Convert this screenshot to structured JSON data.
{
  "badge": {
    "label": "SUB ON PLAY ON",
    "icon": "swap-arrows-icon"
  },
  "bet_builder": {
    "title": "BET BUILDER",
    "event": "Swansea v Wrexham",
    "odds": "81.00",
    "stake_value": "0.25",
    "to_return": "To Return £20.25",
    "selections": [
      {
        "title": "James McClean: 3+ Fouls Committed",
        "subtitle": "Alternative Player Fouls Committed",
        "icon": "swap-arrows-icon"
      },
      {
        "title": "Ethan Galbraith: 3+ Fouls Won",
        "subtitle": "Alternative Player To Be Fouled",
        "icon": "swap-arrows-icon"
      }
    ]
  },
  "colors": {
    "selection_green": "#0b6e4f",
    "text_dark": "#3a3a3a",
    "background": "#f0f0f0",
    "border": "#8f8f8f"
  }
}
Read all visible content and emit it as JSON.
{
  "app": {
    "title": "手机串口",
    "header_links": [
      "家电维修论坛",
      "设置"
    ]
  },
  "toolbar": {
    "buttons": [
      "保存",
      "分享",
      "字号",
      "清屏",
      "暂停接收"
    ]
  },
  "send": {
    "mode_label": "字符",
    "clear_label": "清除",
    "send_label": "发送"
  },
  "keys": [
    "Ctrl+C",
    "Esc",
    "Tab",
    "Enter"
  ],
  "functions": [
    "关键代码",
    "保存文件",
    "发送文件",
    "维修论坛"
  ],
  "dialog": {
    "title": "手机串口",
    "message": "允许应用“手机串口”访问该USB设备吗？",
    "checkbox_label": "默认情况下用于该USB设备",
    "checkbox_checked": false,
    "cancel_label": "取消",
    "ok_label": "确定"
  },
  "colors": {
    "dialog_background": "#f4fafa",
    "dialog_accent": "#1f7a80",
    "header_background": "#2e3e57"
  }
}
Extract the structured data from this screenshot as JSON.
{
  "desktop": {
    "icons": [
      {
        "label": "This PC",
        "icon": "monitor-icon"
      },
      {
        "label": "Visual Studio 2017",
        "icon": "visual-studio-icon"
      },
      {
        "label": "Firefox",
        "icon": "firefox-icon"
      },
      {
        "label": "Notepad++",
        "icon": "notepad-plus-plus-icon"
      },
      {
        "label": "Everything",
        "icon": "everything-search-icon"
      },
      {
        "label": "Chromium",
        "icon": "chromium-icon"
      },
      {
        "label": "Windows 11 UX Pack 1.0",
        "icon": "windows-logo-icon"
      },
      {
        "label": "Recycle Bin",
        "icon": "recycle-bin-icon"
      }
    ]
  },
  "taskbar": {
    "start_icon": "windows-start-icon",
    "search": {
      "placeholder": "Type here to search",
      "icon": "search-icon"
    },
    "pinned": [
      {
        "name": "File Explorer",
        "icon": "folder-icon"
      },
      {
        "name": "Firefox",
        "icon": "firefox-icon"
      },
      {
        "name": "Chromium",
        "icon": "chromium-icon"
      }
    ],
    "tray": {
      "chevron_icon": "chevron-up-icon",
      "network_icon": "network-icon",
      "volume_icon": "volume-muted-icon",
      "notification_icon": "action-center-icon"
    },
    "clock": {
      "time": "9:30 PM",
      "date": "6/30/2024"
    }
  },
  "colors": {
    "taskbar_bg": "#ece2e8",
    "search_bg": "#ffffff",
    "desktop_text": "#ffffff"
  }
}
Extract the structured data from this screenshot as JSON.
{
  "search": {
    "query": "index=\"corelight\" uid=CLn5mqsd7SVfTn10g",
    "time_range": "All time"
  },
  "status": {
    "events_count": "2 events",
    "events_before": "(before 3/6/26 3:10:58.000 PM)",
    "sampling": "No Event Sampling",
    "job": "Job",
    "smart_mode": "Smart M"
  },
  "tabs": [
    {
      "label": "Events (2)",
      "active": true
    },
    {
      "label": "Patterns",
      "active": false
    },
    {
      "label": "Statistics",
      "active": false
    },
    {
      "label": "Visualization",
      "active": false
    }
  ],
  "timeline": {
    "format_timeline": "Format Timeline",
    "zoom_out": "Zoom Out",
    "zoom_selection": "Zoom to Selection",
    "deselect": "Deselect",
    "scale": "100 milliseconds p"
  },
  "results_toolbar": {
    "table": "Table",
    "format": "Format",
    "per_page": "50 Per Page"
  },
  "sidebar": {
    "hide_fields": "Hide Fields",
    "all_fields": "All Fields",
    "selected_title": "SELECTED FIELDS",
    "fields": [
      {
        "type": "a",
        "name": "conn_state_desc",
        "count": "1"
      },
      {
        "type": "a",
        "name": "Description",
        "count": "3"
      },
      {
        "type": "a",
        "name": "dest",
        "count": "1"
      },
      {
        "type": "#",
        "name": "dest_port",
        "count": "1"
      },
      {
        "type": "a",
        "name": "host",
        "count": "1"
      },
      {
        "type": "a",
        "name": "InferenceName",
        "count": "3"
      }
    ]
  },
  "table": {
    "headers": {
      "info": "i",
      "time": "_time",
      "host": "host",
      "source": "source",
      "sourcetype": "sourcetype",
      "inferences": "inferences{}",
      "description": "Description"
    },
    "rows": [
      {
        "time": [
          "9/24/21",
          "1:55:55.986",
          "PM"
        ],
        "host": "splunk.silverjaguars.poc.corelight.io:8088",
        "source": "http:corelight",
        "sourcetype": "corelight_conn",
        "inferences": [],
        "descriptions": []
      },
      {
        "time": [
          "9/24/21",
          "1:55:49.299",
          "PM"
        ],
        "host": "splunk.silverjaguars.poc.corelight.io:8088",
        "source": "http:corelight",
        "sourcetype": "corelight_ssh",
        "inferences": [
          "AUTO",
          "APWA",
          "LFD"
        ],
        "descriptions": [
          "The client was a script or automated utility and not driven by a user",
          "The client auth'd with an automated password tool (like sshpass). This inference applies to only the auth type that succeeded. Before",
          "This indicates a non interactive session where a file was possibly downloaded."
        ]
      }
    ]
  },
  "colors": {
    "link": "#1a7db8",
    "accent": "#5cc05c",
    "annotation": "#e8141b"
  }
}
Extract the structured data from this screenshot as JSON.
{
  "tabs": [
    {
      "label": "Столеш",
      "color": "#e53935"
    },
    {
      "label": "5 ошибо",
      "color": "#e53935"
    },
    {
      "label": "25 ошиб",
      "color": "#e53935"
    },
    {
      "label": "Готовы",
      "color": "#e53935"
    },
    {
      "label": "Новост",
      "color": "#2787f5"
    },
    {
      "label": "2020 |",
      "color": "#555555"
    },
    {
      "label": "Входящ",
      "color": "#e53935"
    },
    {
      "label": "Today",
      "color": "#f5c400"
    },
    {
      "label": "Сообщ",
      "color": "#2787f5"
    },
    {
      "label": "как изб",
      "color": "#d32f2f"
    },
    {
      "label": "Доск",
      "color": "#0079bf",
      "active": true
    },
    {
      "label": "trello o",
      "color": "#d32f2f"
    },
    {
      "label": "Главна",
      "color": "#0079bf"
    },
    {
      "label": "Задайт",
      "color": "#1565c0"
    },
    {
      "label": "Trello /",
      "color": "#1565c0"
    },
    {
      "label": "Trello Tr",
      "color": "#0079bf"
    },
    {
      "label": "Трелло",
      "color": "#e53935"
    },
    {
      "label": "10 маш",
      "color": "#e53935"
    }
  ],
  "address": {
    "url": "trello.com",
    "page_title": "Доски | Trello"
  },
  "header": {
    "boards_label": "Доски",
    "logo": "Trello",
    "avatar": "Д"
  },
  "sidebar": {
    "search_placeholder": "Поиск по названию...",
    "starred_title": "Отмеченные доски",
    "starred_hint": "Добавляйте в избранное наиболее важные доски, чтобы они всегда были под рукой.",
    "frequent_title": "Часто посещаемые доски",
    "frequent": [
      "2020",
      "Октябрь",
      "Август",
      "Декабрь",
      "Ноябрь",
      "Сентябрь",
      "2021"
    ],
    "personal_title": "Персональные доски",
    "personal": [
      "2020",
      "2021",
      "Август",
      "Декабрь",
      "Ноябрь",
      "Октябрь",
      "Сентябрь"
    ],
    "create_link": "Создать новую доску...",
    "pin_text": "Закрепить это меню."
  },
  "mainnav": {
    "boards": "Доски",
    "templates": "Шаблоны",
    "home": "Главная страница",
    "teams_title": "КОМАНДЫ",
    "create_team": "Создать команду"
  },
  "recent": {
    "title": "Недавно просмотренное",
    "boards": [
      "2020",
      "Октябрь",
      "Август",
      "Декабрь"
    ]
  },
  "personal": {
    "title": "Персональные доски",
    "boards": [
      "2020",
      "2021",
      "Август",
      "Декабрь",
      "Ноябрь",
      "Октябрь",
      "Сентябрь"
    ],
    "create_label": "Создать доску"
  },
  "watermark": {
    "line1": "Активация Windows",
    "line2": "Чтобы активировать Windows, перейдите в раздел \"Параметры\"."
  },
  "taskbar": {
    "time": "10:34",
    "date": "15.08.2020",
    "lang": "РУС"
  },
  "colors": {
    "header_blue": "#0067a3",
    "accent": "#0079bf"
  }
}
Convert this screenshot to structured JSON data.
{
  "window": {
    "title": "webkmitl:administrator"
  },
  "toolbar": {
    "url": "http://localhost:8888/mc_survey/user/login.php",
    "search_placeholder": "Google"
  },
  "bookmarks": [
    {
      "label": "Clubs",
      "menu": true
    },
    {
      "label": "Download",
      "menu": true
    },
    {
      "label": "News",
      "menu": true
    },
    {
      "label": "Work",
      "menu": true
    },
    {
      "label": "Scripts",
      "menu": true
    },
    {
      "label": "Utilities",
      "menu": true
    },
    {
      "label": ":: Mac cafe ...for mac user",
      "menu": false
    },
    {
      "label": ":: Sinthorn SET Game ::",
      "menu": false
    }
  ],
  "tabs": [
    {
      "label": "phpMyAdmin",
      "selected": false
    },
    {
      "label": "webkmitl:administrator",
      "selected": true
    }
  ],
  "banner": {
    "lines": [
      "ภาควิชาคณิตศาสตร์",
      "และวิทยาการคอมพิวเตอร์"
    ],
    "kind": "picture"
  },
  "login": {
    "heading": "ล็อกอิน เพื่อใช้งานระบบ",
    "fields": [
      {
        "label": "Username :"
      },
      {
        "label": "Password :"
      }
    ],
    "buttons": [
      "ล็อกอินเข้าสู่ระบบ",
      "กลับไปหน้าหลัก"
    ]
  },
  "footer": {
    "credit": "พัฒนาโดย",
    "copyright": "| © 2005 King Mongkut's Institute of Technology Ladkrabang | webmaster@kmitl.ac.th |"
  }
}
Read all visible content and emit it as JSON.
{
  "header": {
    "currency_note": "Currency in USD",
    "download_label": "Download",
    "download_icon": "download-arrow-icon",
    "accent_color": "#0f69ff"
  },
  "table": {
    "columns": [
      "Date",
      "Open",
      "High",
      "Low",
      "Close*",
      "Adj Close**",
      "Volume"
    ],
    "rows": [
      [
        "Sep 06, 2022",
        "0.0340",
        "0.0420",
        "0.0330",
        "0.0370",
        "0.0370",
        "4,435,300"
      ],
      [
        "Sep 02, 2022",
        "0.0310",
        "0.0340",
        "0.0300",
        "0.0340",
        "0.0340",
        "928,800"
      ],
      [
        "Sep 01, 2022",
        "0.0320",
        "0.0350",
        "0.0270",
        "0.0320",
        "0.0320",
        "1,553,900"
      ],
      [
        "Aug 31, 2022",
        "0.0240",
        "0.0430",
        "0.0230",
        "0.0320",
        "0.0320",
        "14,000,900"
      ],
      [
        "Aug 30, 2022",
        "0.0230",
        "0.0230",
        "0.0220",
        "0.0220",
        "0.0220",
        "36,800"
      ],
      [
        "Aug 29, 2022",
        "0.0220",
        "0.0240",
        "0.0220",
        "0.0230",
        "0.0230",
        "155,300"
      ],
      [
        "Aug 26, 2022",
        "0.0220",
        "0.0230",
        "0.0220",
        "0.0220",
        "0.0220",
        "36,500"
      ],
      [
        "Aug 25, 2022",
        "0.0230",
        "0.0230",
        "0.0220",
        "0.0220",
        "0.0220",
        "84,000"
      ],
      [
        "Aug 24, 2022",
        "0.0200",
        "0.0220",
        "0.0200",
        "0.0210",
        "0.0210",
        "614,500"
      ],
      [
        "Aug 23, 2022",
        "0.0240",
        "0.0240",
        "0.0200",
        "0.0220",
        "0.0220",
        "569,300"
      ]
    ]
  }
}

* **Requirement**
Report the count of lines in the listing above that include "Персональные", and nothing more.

* **Exercise answer**
2